Task:
Print each entry below precisely as shown.

::: Data shown :::

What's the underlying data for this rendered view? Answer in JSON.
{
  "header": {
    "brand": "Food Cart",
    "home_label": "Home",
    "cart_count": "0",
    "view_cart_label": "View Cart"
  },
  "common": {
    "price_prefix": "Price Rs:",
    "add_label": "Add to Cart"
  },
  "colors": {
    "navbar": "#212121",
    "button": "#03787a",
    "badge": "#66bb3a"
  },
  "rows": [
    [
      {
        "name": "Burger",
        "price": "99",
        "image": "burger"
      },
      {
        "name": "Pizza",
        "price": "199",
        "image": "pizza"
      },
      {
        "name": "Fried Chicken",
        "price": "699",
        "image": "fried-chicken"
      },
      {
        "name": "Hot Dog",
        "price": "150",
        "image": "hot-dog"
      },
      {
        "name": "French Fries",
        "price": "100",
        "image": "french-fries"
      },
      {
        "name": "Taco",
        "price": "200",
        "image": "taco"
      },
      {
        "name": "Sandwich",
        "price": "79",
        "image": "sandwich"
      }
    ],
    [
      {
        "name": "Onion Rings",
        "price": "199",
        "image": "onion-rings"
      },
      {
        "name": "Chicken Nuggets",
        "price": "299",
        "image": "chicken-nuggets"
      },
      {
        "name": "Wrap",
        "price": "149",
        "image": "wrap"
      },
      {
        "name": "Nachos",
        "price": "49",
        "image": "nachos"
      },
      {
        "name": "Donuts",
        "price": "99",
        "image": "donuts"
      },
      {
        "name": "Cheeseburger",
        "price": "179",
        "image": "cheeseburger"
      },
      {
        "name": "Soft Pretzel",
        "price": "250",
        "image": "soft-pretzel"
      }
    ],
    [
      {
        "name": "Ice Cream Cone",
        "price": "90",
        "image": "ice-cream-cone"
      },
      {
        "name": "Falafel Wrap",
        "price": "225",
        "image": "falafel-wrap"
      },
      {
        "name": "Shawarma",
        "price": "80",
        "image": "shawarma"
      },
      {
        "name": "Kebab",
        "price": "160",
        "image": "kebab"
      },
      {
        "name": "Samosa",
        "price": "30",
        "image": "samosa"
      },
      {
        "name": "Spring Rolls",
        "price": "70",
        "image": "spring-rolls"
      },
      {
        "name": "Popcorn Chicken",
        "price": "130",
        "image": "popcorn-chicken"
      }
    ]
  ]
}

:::

Solution for this task:
What's the underlying data for this rendered view? Answer in JSON.
{
  "header": {
    "brand": "Food Cart",
    "home_label": "Home",
    "cart_count": "0",
    "view_cart_label": "View Cart"
  },
  "common": {
    "price_prefix": "Price Rs:",
    "add_label": "Add to Cart"
  },
  "colors": {
    "navbar": "#212121",
    "button": "#03787a",
    "badge": "#66bb3a"
  },
  "rows": [
    [
      {
        "name": "Burger",
        "price": "99",
        "image": "burger"
      },
      {
        "name": "Pizza",
        "price": "199",
        "image": "pizza"
      },
      {
        "name": "Fried Chicken",
        "price": "699",
        "image": "fried-chicken"
      },
      {
        "name": "Hot Dog",
        "price": "150",
        "image": "hot-dog"
      },
      {
        "name": "French Fries",
        "price": "100",
        "image": "french-fries"
      },
      {
        "name": "Taco",
        "price": "200",
        "image": "taco"
      },
      {
        "name": "Sandwich",
        "price": "79",
        "image": "sandwich"
      }
    ],
    [
      {
        "name": "Onion Rings",
        "price": "199",
        "image": "onion-rings"
      },
      {
        "name": "Chicken Nuggets",
        "price": "299",
        "image": "chicken-nuggets"
      },
      {
        "name": "Wrap",
        "price": "149",
        "image": "wrap"
      },
      {
        "name": "Nachos",
        "price": "49",
        "image": "nachos"
      },
      {
        "name": "Donuts",
        "price": "99",
        "image": "donuts"
      },
      {
        "name": "Cheeseburger",
        "price": "179",
        "image": "cheeseburger"
      },
      {
        "name": "Soft Pretzel",
        "price": "250",
        "image": "soft-pretzel"
      }
    ],
    [
      {
        "name": "Ice Cream Cone",
        "price": "90",
        "image": "ice-cream-cone"
      },
      {
        "name": "Falafel Wrap",
        "price": "225",
        "image": "falafel-wrap"
      },
      {
        "name": "Shawarma",
        "price": "80",
        "image": "shawarma"
      },
      {
        "name": "Kebab",
        "price": "160",
        "image": "kebab"
      },
      {
        "name": "Samosa",
        "price": "30",
        "image": "samosa"
      },
      {
        "name": "Spring Rolls",
        "price": "70",
        "image": "spring-rolls"
      },
      {
        "name": "Popcorn Chicken",
        "price": "130",
        "image": "popcorn-chicken"
      }
    ]
  ]
}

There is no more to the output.